▶ [Task objective]: Scan the records for the string "Jesus" and copy every line that holds it.
++++++++
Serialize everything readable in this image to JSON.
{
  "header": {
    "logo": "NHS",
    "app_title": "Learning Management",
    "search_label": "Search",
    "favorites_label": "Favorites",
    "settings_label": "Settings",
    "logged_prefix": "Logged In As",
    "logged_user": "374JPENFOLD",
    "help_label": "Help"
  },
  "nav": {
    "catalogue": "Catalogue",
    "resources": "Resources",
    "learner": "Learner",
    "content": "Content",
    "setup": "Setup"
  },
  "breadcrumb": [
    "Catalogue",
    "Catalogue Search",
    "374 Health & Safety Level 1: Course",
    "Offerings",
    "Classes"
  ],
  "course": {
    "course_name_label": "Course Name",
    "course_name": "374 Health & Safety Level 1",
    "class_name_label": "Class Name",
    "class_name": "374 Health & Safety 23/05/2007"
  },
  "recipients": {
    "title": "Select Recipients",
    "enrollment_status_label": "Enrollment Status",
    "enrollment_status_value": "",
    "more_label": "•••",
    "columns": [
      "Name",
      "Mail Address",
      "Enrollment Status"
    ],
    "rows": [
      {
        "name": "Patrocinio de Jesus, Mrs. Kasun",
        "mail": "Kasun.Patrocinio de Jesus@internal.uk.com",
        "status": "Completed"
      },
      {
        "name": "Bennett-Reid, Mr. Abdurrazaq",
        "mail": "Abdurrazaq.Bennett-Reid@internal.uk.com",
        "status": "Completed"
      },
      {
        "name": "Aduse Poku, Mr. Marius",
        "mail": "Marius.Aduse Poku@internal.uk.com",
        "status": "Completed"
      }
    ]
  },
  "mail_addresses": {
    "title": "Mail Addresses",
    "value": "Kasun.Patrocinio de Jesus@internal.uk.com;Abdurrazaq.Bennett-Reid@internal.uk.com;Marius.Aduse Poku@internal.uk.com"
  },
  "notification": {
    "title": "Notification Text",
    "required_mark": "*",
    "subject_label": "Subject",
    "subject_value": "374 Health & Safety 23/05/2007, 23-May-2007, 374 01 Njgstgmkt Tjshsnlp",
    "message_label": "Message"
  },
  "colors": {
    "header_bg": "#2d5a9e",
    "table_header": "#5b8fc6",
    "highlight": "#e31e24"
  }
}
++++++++
▶ [Output of the exercise]:
        "name": "Patrocinio de Jesus, Mrs. Kasun",
        "mail": "Kasun.Patrocinio de Jesus@internal.uk.com",
    "value": "Kasun.Patrocinio de Jesus@internal.uk.com;Abdurrazaq.Bennett-Reid@internal.uk.com;Marius.Aduse Poku@internal.uk.com"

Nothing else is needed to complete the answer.